Asking him of what good his doctorate would benefit his congregation and the Church in Africa, Fr Dr Makhata mentioned that the research is very important to his congregation because today we see that many people are traumatised, many people are stressed and many people go through depression. “So I see this study as good for the congregation especially here in Africa where we have many pastoral centers in which we can teach young people through workshops, seminars and give counselling. This seems to be very essential and vital for the congregation. It is my intention to apply my knowledge and practice and all that I have learned so as to contribute to the well-being of the congregation.”
His message to the African Religious is to be motivated and see that it is good for their faith and for the faith of the community at large that further studies be done. “Most of us are capable but I feel we are very comfortable in our various religious communities or in our own dioceses. Therefore, I would like to encourage our young religious and priests to take education seriously because when we are educated we are better placed to assist the church in a professional manner and understand the needs of the people. This will also help us avoid things which can lead us astray because as a young priest, from experience, I have realised that we have a lot of energy to do anything but sometimes we find ourselves loitering and doing things that are not good for the church.” The church should encourage the young religious and the young priests, young brothers and sisters to further their studies in order to enable them to participate in the intellectual life of society. Moreover, it will be good for the church because then these can be sent anywhere there is a need. Each and every one of us has to apply and share his knowledge and thereby assist the people of God. Our main intention is to make sure that our people are healed. As I said, I have specialized in trauma. Trauma affects people physically, psychologically, intellectually, emotionally and spiritually. During this period of the Covid-19 pandemic many people are traumatised and they need us as pastors and religious so that we may journey with them.

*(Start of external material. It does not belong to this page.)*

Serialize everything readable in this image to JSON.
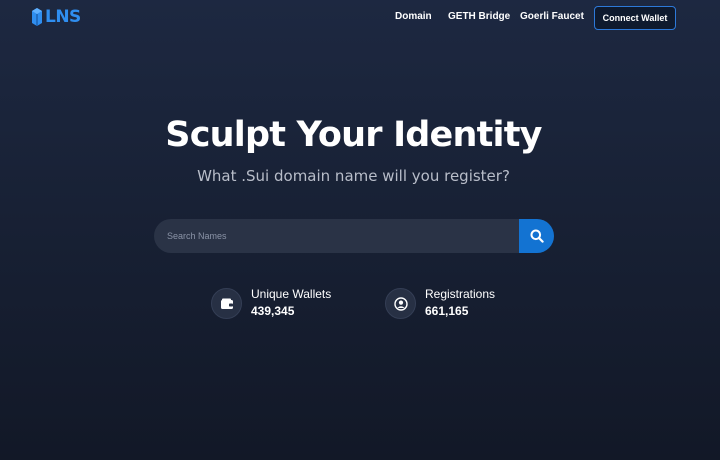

Currently Fr. Dr. Benedict Makhata C.S.S works as a Lecturer at the International University of Lesotho and has also started a small consultancy under the Stigmatine’s social welfare project where he conducts counselling to people with various needs. With this initiative he seeks to inspire young people especially those in formation and aspirants to the priesthood. They have to realize that a priest is not only the one who is in the parish and doing pastoral work, but the priest can be a lecturer, a professional counselor and embrace a different vocation journey within the vocation to the priesthood.